The Journal of Collaborative Librarianship has just released a special issue on disaster response in Libraries. I was asked to contribute an article to close the issue and I chose to write an autoethnographic essay about how my opinions and perspective on archiving the aftermath have been both reinforced and profoundly changed by subsequent tragedies and their influence on our culture and our archival practice.
In this essay titled Libraries & Librarians in the Aftermath: Our Stories & Ourselves, I wax-poetic about the beauty and sadness of grief archives, call out issues of privilege and bias in media coverage and archival/memorial practice, challenge libraries and memory institutions to do better with inspiring examples, appeal to citizens to respond to tragedy and shootings with political engagement and action rather than stuff, and I speak to the joy to be found in forgetting rather than remembering.
I also somehow manage to tie in the work of two women I admire, Dolly Parton and Marie Kondo (inventor of the KonMari method, author of The Life-Changing Joy of Tidying Up) into an article that’s otherwise about mass shootings and libraries.
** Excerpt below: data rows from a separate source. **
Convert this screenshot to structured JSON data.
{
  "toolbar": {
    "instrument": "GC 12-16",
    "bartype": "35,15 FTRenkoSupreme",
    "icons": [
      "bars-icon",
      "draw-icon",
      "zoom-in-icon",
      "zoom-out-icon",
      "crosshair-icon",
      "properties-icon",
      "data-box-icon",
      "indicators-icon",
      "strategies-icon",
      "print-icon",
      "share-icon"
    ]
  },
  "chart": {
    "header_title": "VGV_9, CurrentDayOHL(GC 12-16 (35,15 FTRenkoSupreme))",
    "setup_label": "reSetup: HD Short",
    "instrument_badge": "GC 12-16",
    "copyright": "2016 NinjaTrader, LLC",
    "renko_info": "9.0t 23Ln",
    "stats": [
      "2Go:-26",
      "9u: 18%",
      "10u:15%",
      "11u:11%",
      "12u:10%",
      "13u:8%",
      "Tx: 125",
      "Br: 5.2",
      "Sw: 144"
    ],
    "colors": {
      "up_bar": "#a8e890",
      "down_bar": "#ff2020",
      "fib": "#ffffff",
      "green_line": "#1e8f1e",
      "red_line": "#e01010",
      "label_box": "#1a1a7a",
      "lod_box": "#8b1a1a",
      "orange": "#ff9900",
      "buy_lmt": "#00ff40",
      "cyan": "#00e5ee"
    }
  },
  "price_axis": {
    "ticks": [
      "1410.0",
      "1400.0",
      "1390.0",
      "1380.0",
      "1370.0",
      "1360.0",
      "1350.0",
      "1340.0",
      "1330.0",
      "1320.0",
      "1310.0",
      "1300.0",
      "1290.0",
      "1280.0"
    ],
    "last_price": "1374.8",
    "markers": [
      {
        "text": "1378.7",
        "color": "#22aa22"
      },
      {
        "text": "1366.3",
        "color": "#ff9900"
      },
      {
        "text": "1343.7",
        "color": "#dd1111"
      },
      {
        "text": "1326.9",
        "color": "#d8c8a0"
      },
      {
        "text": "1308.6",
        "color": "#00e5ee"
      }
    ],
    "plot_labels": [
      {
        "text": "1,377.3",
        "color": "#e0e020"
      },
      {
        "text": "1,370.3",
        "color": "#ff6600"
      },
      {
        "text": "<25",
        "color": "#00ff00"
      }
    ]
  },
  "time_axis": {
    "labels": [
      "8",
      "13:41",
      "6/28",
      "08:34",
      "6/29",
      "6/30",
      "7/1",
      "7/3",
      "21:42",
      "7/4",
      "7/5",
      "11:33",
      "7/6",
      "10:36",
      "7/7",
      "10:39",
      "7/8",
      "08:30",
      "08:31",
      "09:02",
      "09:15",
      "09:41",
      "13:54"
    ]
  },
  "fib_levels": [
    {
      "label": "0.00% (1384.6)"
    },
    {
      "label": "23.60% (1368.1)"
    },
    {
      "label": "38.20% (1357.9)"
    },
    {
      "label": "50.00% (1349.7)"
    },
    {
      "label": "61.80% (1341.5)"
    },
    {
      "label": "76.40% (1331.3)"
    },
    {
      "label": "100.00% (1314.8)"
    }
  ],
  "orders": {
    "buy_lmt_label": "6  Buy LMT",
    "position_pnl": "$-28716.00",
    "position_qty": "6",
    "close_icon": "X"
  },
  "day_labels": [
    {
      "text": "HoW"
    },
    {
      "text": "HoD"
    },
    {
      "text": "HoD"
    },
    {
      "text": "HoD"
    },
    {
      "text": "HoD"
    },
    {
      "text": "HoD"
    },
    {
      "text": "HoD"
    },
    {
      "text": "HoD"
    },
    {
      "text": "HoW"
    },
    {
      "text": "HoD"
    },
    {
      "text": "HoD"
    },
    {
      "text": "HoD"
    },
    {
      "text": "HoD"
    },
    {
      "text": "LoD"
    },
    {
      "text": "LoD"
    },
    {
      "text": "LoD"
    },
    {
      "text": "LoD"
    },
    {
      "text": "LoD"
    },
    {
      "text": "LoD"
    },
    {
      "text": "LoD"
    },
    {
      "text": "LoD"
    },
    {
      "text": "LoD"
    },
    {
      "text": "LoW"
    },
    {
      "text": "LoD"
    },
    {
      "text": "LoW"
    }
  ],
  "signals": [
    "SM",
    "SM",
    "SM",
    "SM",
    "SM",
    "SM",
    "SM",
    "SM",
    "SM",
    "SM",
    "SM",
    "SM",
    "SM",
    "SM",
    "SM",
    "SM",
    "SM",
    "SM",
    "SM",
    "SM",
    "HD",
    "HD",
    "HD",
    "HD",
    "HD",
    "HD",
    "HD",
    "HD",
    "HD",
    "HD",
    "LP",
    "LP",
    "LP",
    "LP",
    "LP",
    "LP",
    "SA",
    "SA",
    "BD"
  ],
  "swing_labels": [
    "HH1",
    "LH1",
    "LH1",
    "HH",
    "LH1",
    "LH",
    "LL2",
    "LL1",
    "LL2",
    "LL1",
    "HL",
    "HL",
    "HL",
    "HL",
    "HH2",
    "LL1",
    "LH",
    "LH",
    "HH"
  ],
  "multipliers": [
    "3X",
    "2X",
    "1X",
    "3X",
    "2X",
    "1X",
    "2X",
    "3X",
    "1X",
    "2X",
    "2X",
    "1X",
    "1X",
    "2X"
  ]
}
I consider this feat a big win for badass scholarship and relevant librarianship and I hope you will, too.
Take a read and see what you think.